More than four in ten Brits (41%) believe that the Conservatives would have done better under a different leader, although this falls to 32% among those who voted for the party last week. By contrast, only 24% of people think that Labour would have done better under a different leader than Corbyn – and 31% think they would have done worse.
The poor Conservative performance has ignited speculation that May could be subject to a leadership challenge later in the year, with Boris Johnson the most likely challenger (although in public the Foreign Secretary has backed the Prime Minister).
Boris is certainly the most popular choice among the public, coming top of a list of possible successors to May at 18%. The only other potential successor who also does well is Ruth Davidson, currently leader of the Conservative Party in Scotland (and not presently an MP), who is widely seen to have had a good campaign and is polling at 13%.
Davidson’s public profile is, however, far less developed, with 46% of people saying in a separate question that they didn’t know enough about her to answer whether they thought she would be a good or poor leader (that figure for Johnson was just 11%).
What comes next?
The aftermath of the election sees the Conservatives without a Commons majority, and the party is currently in talks with the DUP over a confidence and supply agreement.
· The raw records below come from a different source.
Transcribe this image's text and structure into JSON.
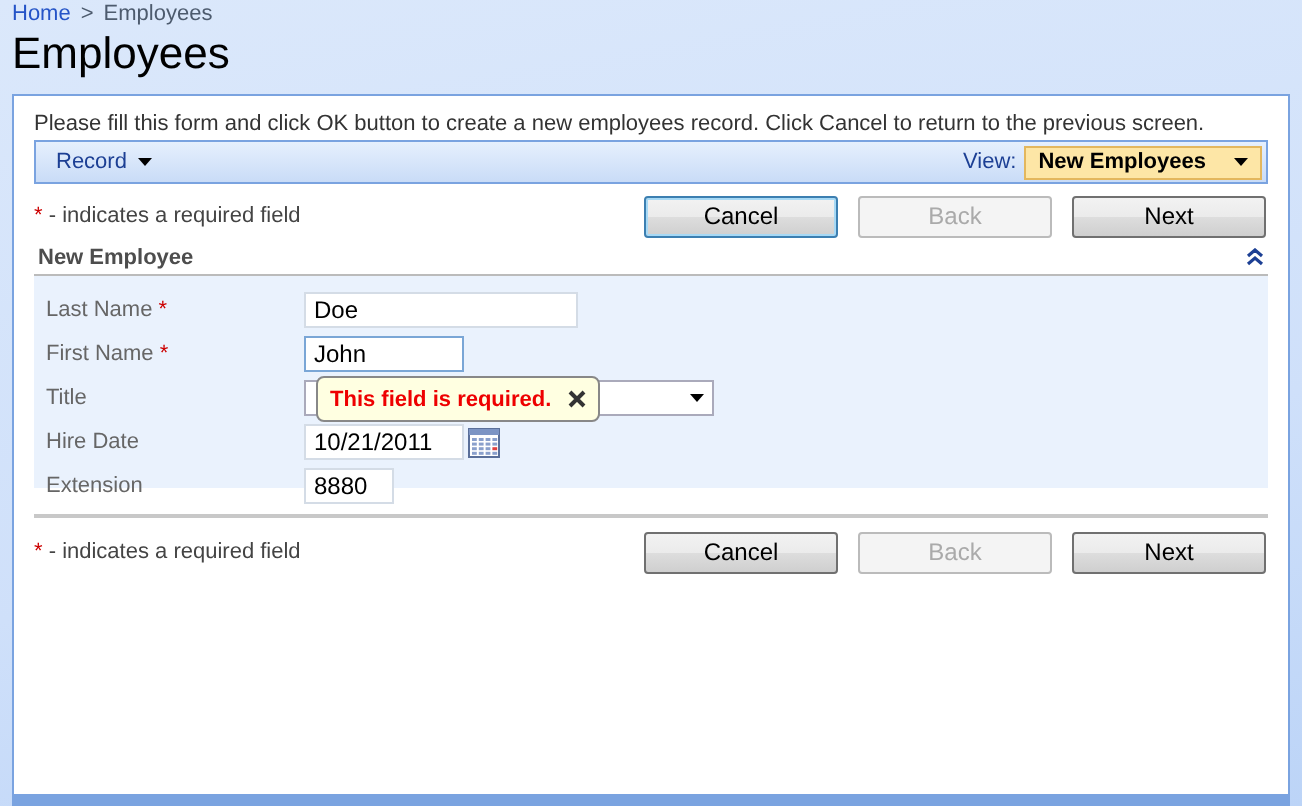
{
  "breadcrumb": [
    {
      "label": "Home",
      "link": true
    },
    {
      "label": ">",
      "link": false
    },
    {
      "label": "Employees",
      "link": false
    }
  ],
  "page_title": "Employees",
  "instructions": "Please fill this form and click OK button to create a new employees record. Click Cancel to return to the previous screen.",
  "toolbar": {
    "record_menu": "Record",
    "view_label": "View:",
    "view_value": "New Employees"
  },
  "top_bar": {
    "required_note": {
      "mark": "*",
      "text": "- indicates a required field"
    },
    "buttons": [
      {
        "label": "Cancel",
        "disabled": false,
        "focused": true
      },
      {
        "label": "Back",
        "disabled": true,
        "focused": false
      },
      {
        "label": "Next",
        "disabled": false,
        "focused": false
      }
    ]
  },
  "section": {
    "title": "New Employee",
    "expanded": true,
    "fields": [
      {
        "kind": "text",
        "label": "Last Name",
        "required_mark": "*",
        "value": "Doe"
      },
      {
        "kind": "text",
        "label": "First Name",
        "required_mark": "*",
        "value": "John",
        "focused": true
      },
      {
        "kind": "select",
        "label": "Title",
        "error": "This field is required."
      },
      {
        "kind": "date",
        "label": "Hire Date",
        "value": "10/21/2011"
      },
      {
        "kind": "text",
        "label": "Extension",
        "value": "8880"
      }
    ]
  },
  "bottom_bar": {
    "required_note": {
      "mark": "*",
      "text": "- indicates a required field"
    },
    "buttons": [
      {
        "label": "Cancel",
        "disabled": false,
        "focused": false
      },
      {
        "label": "Back",
        "disabled": true,
        "focused": false
      },
      {
        "label": "Next",
        "disabled": false,
        "focused": false
      }
    ]
  }
}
A quarter of people (25%) would actually rather see the two parties form a coalition government (and this is the favoured choice of the majority (53%) of those who voted Conservative in the election).
An almost identical proportion of people (26%) think the Conservatives should operate as a minority government trying to strike deals with other parties on individual issues. A further 33% of people think the Conservatives should step aside entirely and let Labour try and form a government – unsurprisingly this is the favoured option of Labour voters (68%).
Should Conservative attempts to form a government fail it is unlikely that Labour would be any more successful given the parliamentary arithmetic, meaning that a second general election would need to be called. More than four in ten Brits (43%) say they would support holding another general election in the autumn (particularly Labour voters, at 65%), however only a third (33%) actually believe that a second election is a likely occurrence.